We better root out the past price movement from our system of considerations, I illustrate this point using the symbol “CROX”. I show that many times it seems as if there is too much of an increase/decrease in price, and people are tempted, solely upon the price movement, that it is time to sell or buy the stock.Once the decision is made, it is easy to “polish” it with some “it seems to be a good company” wrapper.
Have a look at the following graph. Check the “Y” axes. The bottom panel is a direct continuation of the upper panel. The stock went up about 80% in just over a year, and it seems that we can “safely” go short here, after all…how much more can it climb?
Same holds for the reverse, check the “Y” axis, you should read the graph from top left -> top right -> bottom left -> bottom right.
I have a feeling that many people were trying to catch this “falling knife”. A person who bought it for 18 and saw it decline to 1 is waiting for a 1800% increase to break even. To be honest, I thought about buying it at the price of 1, but was thinking it might go to 20 cents, today it is about 14, should I beat myself up?

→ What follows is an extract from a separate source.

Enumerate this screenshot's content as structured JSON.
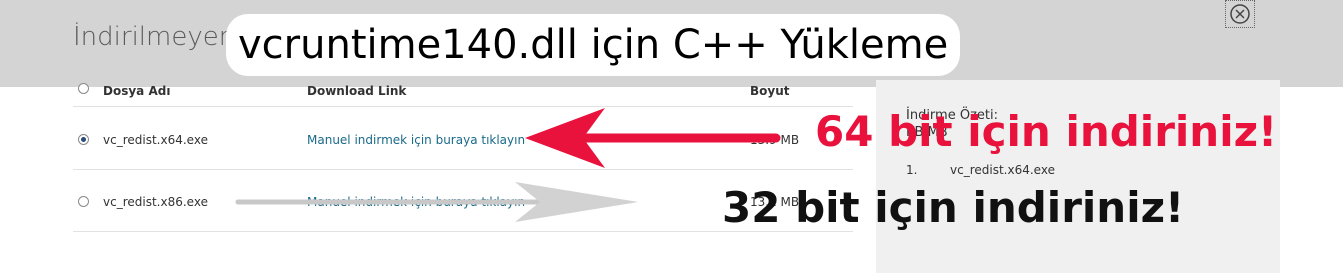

So, we should exclude past price movement from out considerations system.What is an argument then? A possible argument should look something like: “I read the reports, the company just raised enough capital to build a new factory…” , “The company plans to enter the European market where it expects to see high revenues, these expectation are based on surveys from..” coupled with, “these factors are not prices in yet because..” Not easy I agree, but then again what is. There can be many reasons for holding a position, but I assure you, it is never a good thing to decide a price should reverse since it went up/down “too much”.